1. "What seems certain is that his cult was established in Greece in remote regions"

"seem" and "certain" don't really go together well. This sentence should be reworked.

2. "He was believed to have invented fire, the lira, the syrinx, the alphabet, the numbers, to astronomy, a special form of music, the arts of fighting, the gym and the cultivation of olive trees, the measures, the weights and various other things."

Is astronomy a form of music?
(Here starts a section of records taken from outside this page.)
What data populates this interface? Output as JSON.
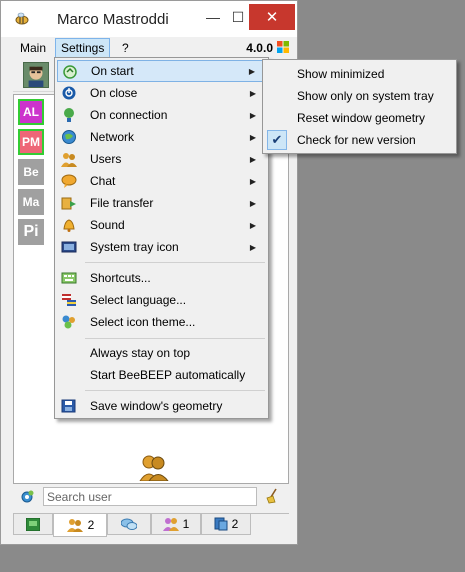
{
  "window": {
    "title": "Marco Mastroddi",
    "minimize_glyph": "—",
    "maximize_glyph": "☐",
    "close_glyph": "✕"
  },
  "menubar": {
    "main": "Main",
    "settings": "Settings",
    "help": "?",
    "version": "4.0.0"
  },
  "users": [
    {
      "initials": "AL",
      "color": "#cc33cc",
      "border": "#33cc33"
    },
    {
      "initials": "PM",
      "color": "#ee6677",
      "border": "#33cc33"
    },
    {
      "initials": "Be",
      "color": "#a0a0a0",
      "border": "#a0a0a0"
    },
    {
      "initials": "Ma",
      "color": "#a0a0a0",
      "border": "#a0a0a0"
    },
    {
      "initials": "Pi",
      "color": "#a0a0a0",
      "border": "#a0a0a0"
    }
  ],
  "search": {
    "placeholder": "Search user"
  },
  "tabs": [
    {
      "icon": "chat-window-icon",
      "count": ""
    },
    {
      "icon": "users-icon",
      "count": "2"
    },
    {
      "icon": "chat-bubbles-icon",
      "count": ""
    },
    {
      "icon": "groups-icon",
      "count": "1"
    },
    {
      "icon": "file-share-icon",
      "count": "2"
    }
  ],
  "settings_menu": {
    "on_start": "On start",
    "on_close": "On close",
    "on_connection": "On connection",
    "network": "Network",
    "users": "Users",
    "chat": "Chat",
    "file_transfer": "File transfer",
    "sound": "Sound",
    "system_tray_icon": "System tray icon",
    "shortcuts": "Shortcuts...",
    "select_language": "Select language...",
    "select_icon_theme": "Select icon theme...",
    "always_on_top": "Always stay on top",
    "start_automatically": "Start BeeBEEP automatically",
    "save_geometry": "Save window's geometry"
  },
  "on_start_submenu": {
    "show_minimized": "Show minimized",
    "show_only_tray": "Show only on system tray",
    "reset_geometry": "Reset window geometry",
    "check_version": "Check for new version",
    "check_version_checked": true,
    "check_glyph": "✔"
  },
  "colors": {
    "highlight": "#d5e8f9",
    "close_button": "#c7372d",
    "desktop": "#8a8a8a"
  }
}
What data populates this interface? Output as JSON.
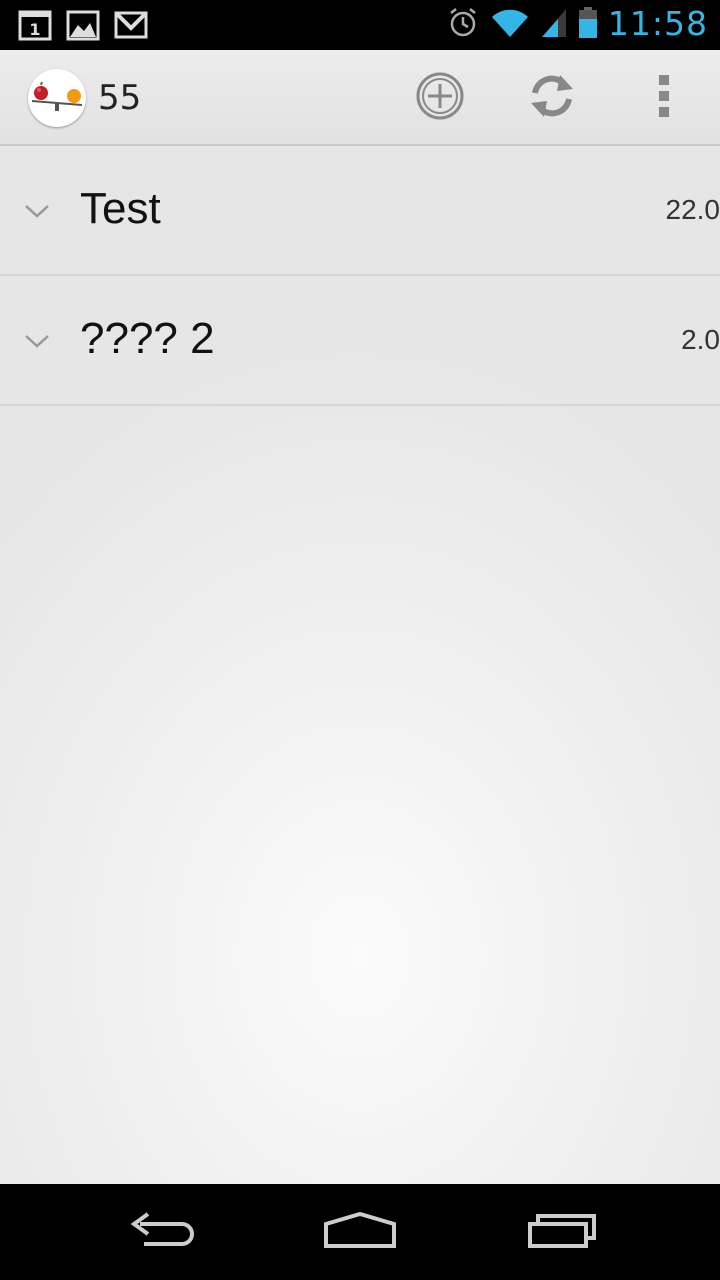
{
  "status_bar": {
    "time": "11:58",
    "notification_icons": [
      "calendar-icon",
      "gallery-icon",
      "gmail-icon"
    ],
    "calendar_day": "1",
    "system_icons": [
      "alarm-icon",
      "wifi-icon",
      "signal-icon",
      "battery-icon"
    ],
    "clock_color": "#33b5e5"
  },
  "action_bar": {
    "title": "55",
    "logo_icon": "scale-apple-orange-icon",
    "actions": [
      "add-circle-icon",
      "refresh-icon",
      "overflow-menu-icon"
    ]
  },
  "list": {
    "items": [
      {
        "name": "Test",
        "value": "22.0"
      },
      {
        "name": "???? 2",
        "value": "2.0"
      }
    ]
  },
  "nav_bar": {
    "buttons": [
      "back-icon",
      "home-icon",
      "recents-icon"
    ]
  }
}
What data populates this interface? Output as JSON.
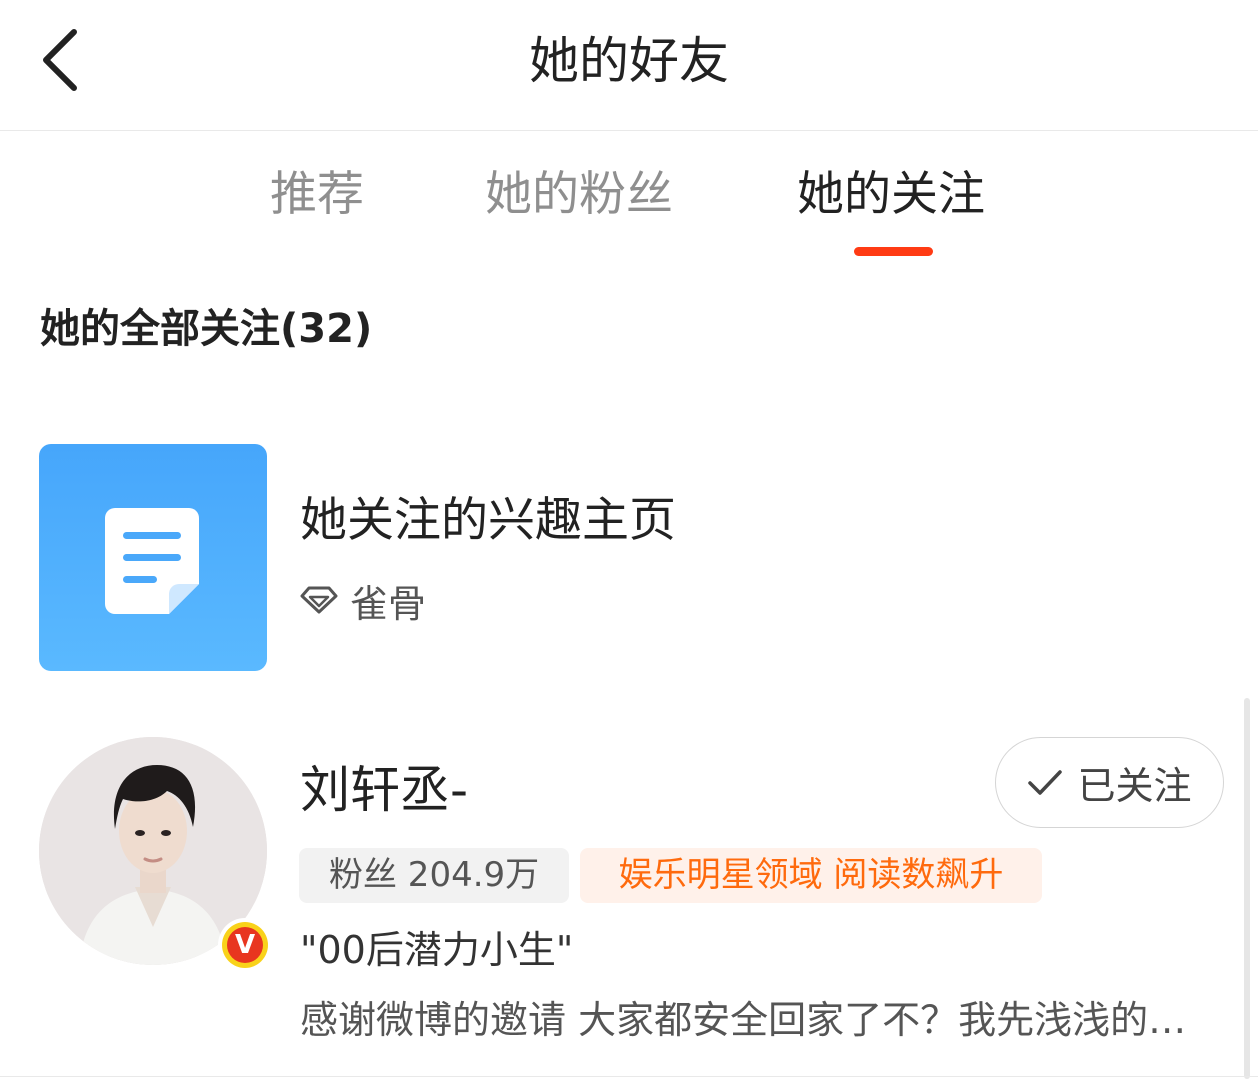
{
  "header": {
    "title": "她的好友",
    "back_icon": "chevron-left-icon"
  },
  "tabs": [
    {
      "label": "推荐",
      "active": false
    },
    {
      "label": "她的粉丝",
      "active": false
    },
    {
      "label": "她的关注",
      "active": true
    }
  ],
  "colors": {
    "accent": "#ff3b14",
    "interest_blue": "#4aaaf9",
    "hot_tag_text": "#ff6a0d",
    "hot_tag_bg": "#fff1ea"
  },
  "section": {
    "title": "她的全部关注(32)"
  },
  "interest": {
    "title": "她关注的兴趣主页",
    "sub_icon": "diamond-icon",
    "sub_text": "雀骨",
    "thumb_icon": "document-icon"
  },
  "user": {
    "name": "刘轩丞-",
    "follow_icon": "checkmark-icon",
    "follow_label": "已关注",
    "fans": "粉丝 204.9万",
    "hot_tag": "娱乐明星领域 阅读数飙升",
    "desc": "\"00后潜力小生\"",
    "post": "感谢微博的邀请 大家都安全回家了不？我先浅浅的…",
    "verified": true,
    "verified_icon": "verified-v-badge-icon"
  }
}
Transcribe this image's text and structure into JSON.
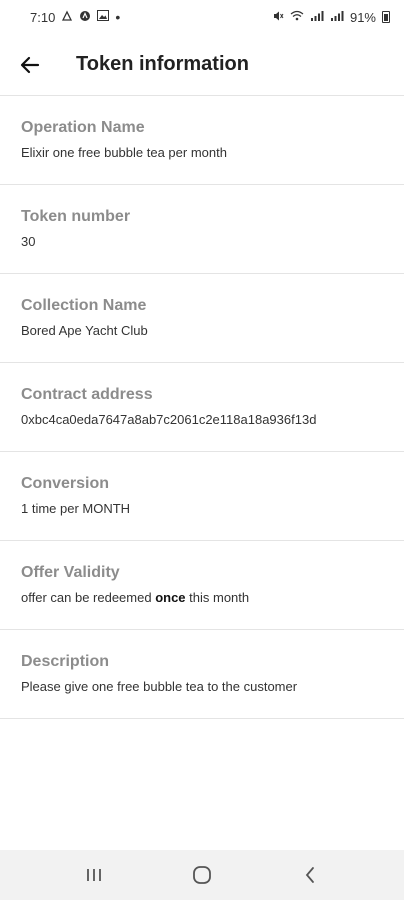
{
  "status_bar": {
    "time": "7:10",
    "battery": "91%"
  },
  "header": {
    "title": "Token information"
  },
  "fields": [
    {
      "label": "Operation Name",
      "value": "Elixir one free bubble tea per month"
    },
    {
      "label": "Token number",
      "value": "30"
    },
    {
      "label": "Collection Name",
      "value": "Bored Ape Yacht Club"
    },
    {
      "label": "Contract address",
      "value": "0xbc4ca0eda7647a8ab7c2061c2e118a18a936f13d"
    },
    {
      "label": "Conversion",
      "value": "1 time per MONTH"
    },
    {
      "label": "Offer Validity",
      "value_prefix": "offer can be redeemed ",
      "value_bold": "once",
      "value_suffix": " this month"
    },
    {
      "label": "Description",
      "value": "Please give one free bubble tea to the customer"
    }
  ],
  "icons": {
    "back": "arrow-left-icon",
    "recents": "recents-icon",
    "home": "home-icon",
    "nav_back": "chevron-left-icon"
  }
}
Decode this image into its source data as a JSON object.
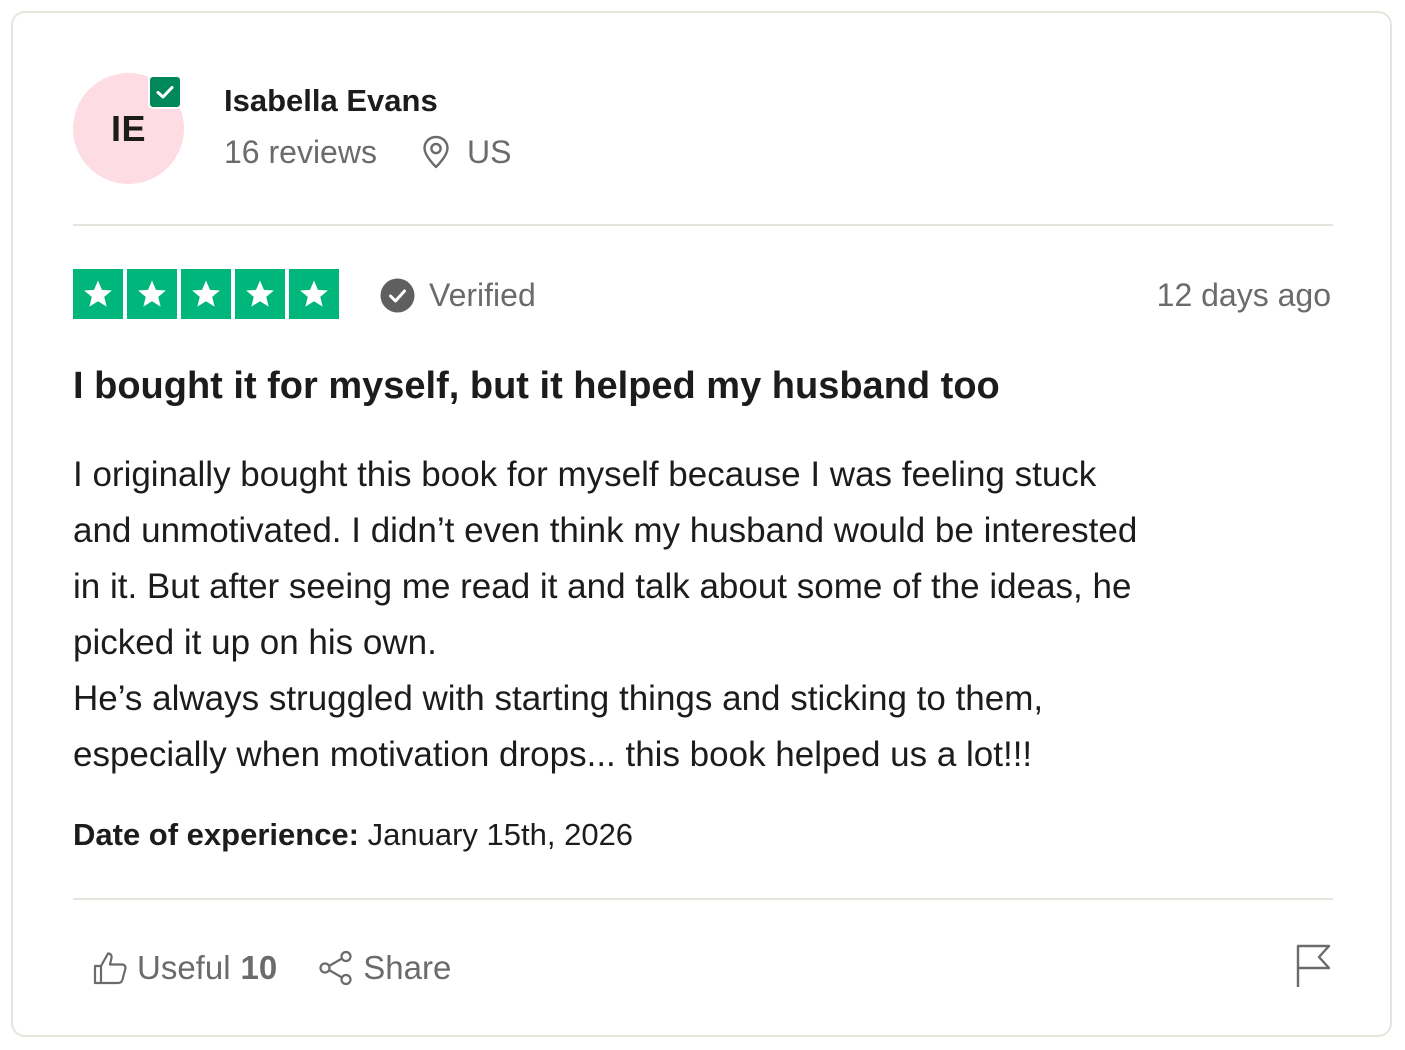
{
  "reviewer": {
    "initials": "IE",
    "name": "Isabella Evans",
    "reviews_count": "16 reviews",
    "country": "US",
    "avatar_color": "#fddce3",
    "badge_color": "#00875a"
  },
  "review": {
    "rating": 5,
    "rating_max": 5,
    "star_color": "#00b67a",
    "verified_label": "Verified",
    "posted": "12 days ago",
    "title": "I bought it for myself, but it helped my husband too",
    "body_lines": [
      "I originally bought this book for myself because I was feeling stuck",
      "and unmotivated. I didn’t even think my husband would be interested",
      "in it. But after seeing me read it and talk about some of the ideas, he",
      "picked it up on his own.",
      "He’s always struggled with starting things and sticking to them,",
      "especially when motivation drops... this book helped us a lot!!!"
    ],
    "experience_label": "Date of experience:",
    "experience_date": "January 15th, 2026"
  },
  "actions": {
    "useful_label": "Useful",
    "useful_count": "10",
    "share_label": "Share"
  },
  "icons": {
    "badge": "verified-check-icon",
    "location": "location-pin-icon",
    "verified": "check-circle-icon",
    "useful": "thumbs-up-icon",
    "share": "share-icon",
    "report": "flag-icon"
  }
}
Something is wrong with this sentence.

3. "was the god of game data"

Is a comma missing or is there something wrong here?

4. "However, Zeus entered the argument and said that Hermes did steal the cattle and they should be returned."

It's not just because Zeus said so. He saw it. I read it somewhere on the Wikipedia.

5. "One of the Orphic Hymns Khthonios is dedicated to Hermes, indicating that he was also a god of the underworld."

I think khtonios should be the adjective for Hermes: "One of the Orphic Hymns is dedicated to Hermes Khthonios, indicating that he was also a god of the underworld."

6. "He participated in the Gigantomachy in defense of Olympus; was given the task of bringing baby Dionysius to be cared for by Ino and Athamas and later by nymphs of Asia, followed Hera, Athena and Aphrodite in a beauty contest"

This sentence really needs to be reworked.

7. "Argiphontes, slayer or Argus" is redundant with Argeiphontes and should be eliminated.

8. Why would the number 4 be a symbol of Hermes? Is there any explanation?

9. "In the sanctuary of Hermes Promakhos in Tanagra is a strawberry tree under which it was believed he had created"

What did Hermes create?

10. "Another object is the Porta a stick, called rhabdomyolysis (stick) or skeptron (scepter), which is referred to as a magic wand."

Something is wrong with this sentence.

11. "Some early sources say that this was the bat he received from Apollo, but others question the merits of this claim."

Which early sources are used?

ICE77 (talk) 00:39, 8 May 2011 (UTC)

Hermes as a Postman[edit]

Hermes as a Postman on the Alten-Post-Building in Flensburg

Would be this picture something for the article? It shows Hermes as a Postman on an old Building of the Deutsche Post in Flensburg.

I suppose it could be something to enlarge the article. By the way, another Post Company in Germany is named Hermes. --Soenke Rahn (talk) 21:48, 7 November 2011 (UTC)

Palm tree[edit]

I note that under the Worship and Cult heading that the first listed common symbol for Hermes is the "Palm tree." I know of no ancient reference to this claim. A citation is needed, if such can be found. I am aware that Apollon has the palm tree as one of his symbols because he was born under one on the isle of Delos. If I'm correct, this won't be the first time that Hermes and Apollon have been confused. Hermes4134 (talk) 04:02, 29 November 2011 (UTC)

Hermes means Satan[edit]

in Hermetism. Böri (talk) 09:11, 20 February 2012 (UTC)

Hermes in Holy Bible[edit]

Should there be an added "Biblical Narrative" added to this article featuring Acts 14:11-13? Twillisjr (talk) 02:11, 15 July 2013 (UTC)